SMITH COUNTY, TX (KLTV) - Smith County Constable Henry Jackson was sentenced Tuesday in federal court after he pleaded guilty in May to four counts of willfully failing to pay federal income tax.
Jackson will serve the four counts concurrently, for a total of six months. He will self surrender to officials in the next 45 days. The judge granted this window, in part, because he has two grandchildren being born in the next month.
He was sentenced in U.S. Magistrate Judge K. Nicole Mitchell's courtroom. According to information presented in court, Jackson, who has served as an elected constable since 1999, received income from 2010-2013 that required him to file federal income tax returns for those years. Jackson failed to file those returns and owed more than $160,000 in taxes.
Jackson was ordered to pay restitution in the amount of $157,489, according to U.S. Attorney Brit Featherston.
Jackson was joined by family and friends in the courtroom during sentencing. During an opening statement to Judge Mitchell, Jackson's attorney asked for three months confinement. He cited numerous health issues, including diabetes, high blood pressure and a past triple bypass, saying that it would cost the government less in medical expenses for him to serve more of his time on probation than in prison.
"He has made every effort to compensate for his wrongs," attorney Michael Heiskell said.

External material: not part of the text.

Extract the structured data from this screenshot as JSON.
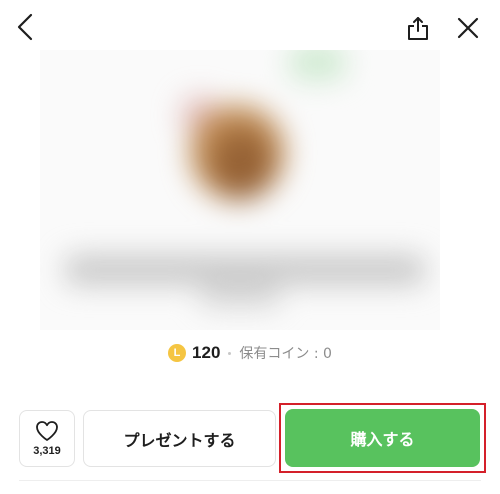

Jackson himself added that he would take whatever sentencing positively.
On Monday, Tyler City Councilman Darryl Bowdre, Orenthia Delois Mason, staff members of Jackson's Precinct One office, Kevin Hampton and others wrote about Jackson's character while pleading for mercy at sentencing. VaLita Waits, a Tyler attorney, wrote asking the court to limit the sentencing to probation only.
However on Tuesday, the U.S. Attorney arguing the case recommended the court issue a six month sentence, saying that this "illustrates how no person is above the law, not even someone with 40 years of law enforcement experience."
A hold placed on Jackson's peace officer licenses by the Texas Commission on Law Enforcement remains in place, pending an investigation.
TCOLE says it will receive the final court documents soon. Their board will make the final decision, and if he vacates his seat as Constable it will be up to the Smith County Commissioners Court to appoint a replacement.
"At this time, under state law, the Smith County Commissioners Court has no authority to take any action to discipline or remove Constable Henry Jackson, since he is an independently elected official," the county said in a statement Tuesday.
Jackson was last elected in November 2016, when he ran unopposed. His current term ends December 2020.
Jackson's attorney asked that Jackson be incarcerated in the Federal Corrections Institute in Seagoville, just southeast of Dallas. The location has not been officially decided yet.
He will be subject to one year of supervised release on each count when he finishes his term and his attorney says they do not plan to appeal the decision.
Jackson's attorney also said that he will not resign his position as constable. "The offense is a misdemeanor offense, not a felony," he said, "and he will continue in his duties and still be effective in performing same."
He added that the constable continues to "garner the respect and admiration he has had in the past."